▸ Your goal:
Once the pictures have been excluded, set down each remaining entry word for word.

Excerpts from a dataset:
-=-=-=-=-
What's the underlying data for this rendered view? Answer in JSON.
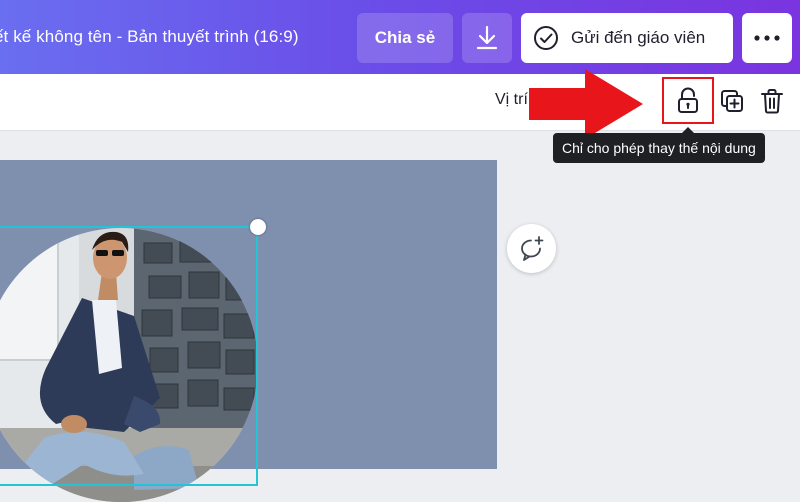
{
  "header": {
    "doc_title": "ết kế không tên - Bản thuyết trình (16:9)",
    "share_label": "Chia sẻ",
    "send_label": "Gửi đến giáo viên",
    "download_icon": "download-icon",
    "more_icon": "more-horizontal-icon",
    "send_icon": "check-circle-icon"
  },
  "toolbar": {
    "position_label": "Vị trí",
    "lock_icon": "unlock-icon",
    "duplicate_icon": "duplicate-icon",
    "delete_icon": "trash-icon"
  },
  "tooltip": {
    "text": "Chỉ cho phép thay thế nội dung"
  },
  "colors": {
    "header_start": "#6a6ef0",
    "header_end": "#7a34e0",
    "highlight_red": "#e8161b",
    "selection_cyan": "#22c4d6",
    "canvas_page": "#7f8fae",
    "workspace": "#eceef1"
  }
}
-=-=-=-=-
▸ Written response:
What's the underlying data for this rendered view? Answer in JSON.
{
  "header": {
    "doc_title": "ết kế không tên - Bản thuyết trình (16:9)",
    "share_label": "Chia sẻ",
    "send_label": "Gửi đến giáo viên",
    "download_icon": "download-icon",
    "more_icon": "more-horizontal-icon",
    "send_icon": "check-circle-icon"
  },
  "toolbar": {
    "position_label": "Vị trí",
    "lock_icon": "unlock-icon",
    "duplicate_icon": "duplicate-icon",
    "delete_icon": "trash-icon"
  },
  "tooltip": {
    "text": "Chỉ cho phép thay thế nội dung"
  },
  "colors": {
    "header_start": "#6a6ef0",
    "header_end": "#7a34e0",
    "highlight_red": "#e8161b",
    "selection_cyan": "#22c4d6",
    "canvas_page": "#7f8fae",
    "workspace": "#eceef1"
  }
}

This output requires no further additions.